There's directions on the back for how many you want to make. It's pretty straight forward but meh, doing a tutorial on it anyways. :D
  • You will need a large bowl, a skillet, a rolling pin, counter space, a measuring cup,and hands (I REALLY hope you have these). xD
  • Since I made 12 tortillas, I used 2 cups of the tortilla flour and a 1/2 cup of warm water:
  • Now mix it together with your hands until it thickens into a dough:

  • When it begin to thicken, knead it; this may take a while and your arms might be sore but it's worth it:
  • Now let it sit for about 5-10 minutes, cover it with a cloth or something:
  • Once it's been 5 minutes, take it out and knead it a little:
  • Now make it into a bunch of tiny balls, 12 in this case:
  • Take one of the little balls of dough and smash it in your hand to flat it out a bit. Then set it down and push in from the middle and out so it stretches a little. You want it relatively thin but not too thin, with is when the rolling pin will come in:

  • Now turn on your cast iron skillet to medium heat and let it heat up. Then put your tortilla on it. For the love of the noms, please do not put oil on the skillet, we are not frying this, I promise they will not stick. Let it cook on one side, think of pancakes...just make sure you're checking on it every so often so it's not burning:
  • Flip over after 30-50 seconds or so (time may vary) after placing it down. They cook quick. It should look like this, even a little darker:
  • Now flip that baby over, let it cook, then take remove it and place it wrapped in a towel so it stays warm:

And now you're done!
I suggest making Baleadas with this which are:
"baleada is a wheat flour tortilla, often quite thick, folded in half and filled with mashed fried beans"
Basically a soft-shell taco but with just beans and cheese, though you can add whatever you'd like to it like eggs, ground beef, pork, etc.
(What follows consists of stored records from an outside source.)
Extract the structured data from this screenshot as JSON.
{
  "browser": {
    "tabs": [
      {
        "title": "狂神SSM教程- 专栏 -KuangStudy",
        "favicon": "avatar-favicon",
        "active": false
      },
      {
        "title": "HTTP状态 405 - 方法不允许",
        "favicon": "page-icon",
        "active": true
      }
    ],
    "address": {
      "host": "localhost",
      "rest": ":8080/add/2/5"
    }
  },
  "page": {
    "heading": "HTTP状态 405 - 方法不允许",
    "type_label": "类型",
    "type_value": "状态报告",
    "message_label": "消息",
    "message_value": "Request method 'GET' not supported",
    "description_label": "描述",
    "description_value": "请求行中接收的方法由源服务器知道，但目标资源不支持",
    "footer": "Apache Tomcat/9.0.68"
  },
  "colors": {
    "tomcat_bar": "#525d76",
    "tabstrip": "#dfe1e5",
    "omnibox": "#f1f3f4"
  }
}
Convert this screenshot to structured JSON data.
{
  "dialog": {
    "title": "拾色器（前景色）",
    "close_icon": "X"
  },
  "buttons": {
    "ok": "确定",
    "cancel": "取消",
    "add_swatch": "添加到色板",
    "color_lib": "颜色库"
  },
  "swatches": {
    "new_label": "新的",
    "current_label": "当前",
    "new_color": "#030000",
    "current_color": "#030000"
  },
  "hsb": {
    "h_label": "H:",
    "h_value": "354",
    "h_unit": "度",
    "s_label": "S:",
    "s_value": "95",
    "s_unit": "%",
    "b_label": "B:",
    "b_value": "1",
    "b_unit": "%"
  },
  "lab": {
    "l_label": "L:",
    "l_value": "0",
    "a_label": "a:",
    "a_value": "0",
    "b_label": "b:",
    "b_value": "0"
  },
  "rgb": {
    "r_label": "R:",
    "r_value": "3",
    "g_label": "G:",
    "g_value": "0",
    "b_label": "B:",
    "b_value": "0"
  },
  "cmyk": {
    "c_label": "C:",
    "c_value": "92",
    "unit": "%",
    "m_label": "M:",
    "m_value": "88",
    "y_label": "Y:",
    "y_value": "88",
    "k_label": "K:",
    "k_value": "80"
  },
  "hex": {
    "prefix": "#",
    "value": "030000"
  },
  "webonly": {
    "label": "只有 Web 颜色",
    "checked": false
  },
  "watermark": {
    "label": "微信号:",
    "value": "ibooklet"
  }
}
On an unrelated note, I turn 18 next month and I already have an idea for my birthday cake this year:
Yes, I do have a tumblr, it's art-related though, please don't kill me. I do apologize for the watermark, though, I've had some trouble with my art theft here on blogger, but it's all settle now. x3
But anyways, yeah, I thought this would be silly; have pedobear walking away somewhat disappoint because I'll no longer be jailbait. I might change up the design later on for the actual cake, I'm not big on just having myself doing nothing in the corner there and the fact it's only a bust-shot bothers me too. But yeah, that's the basic idea.
Last year's cake looked like this (oh the terrible proportions; check out those different arm lengths T~T):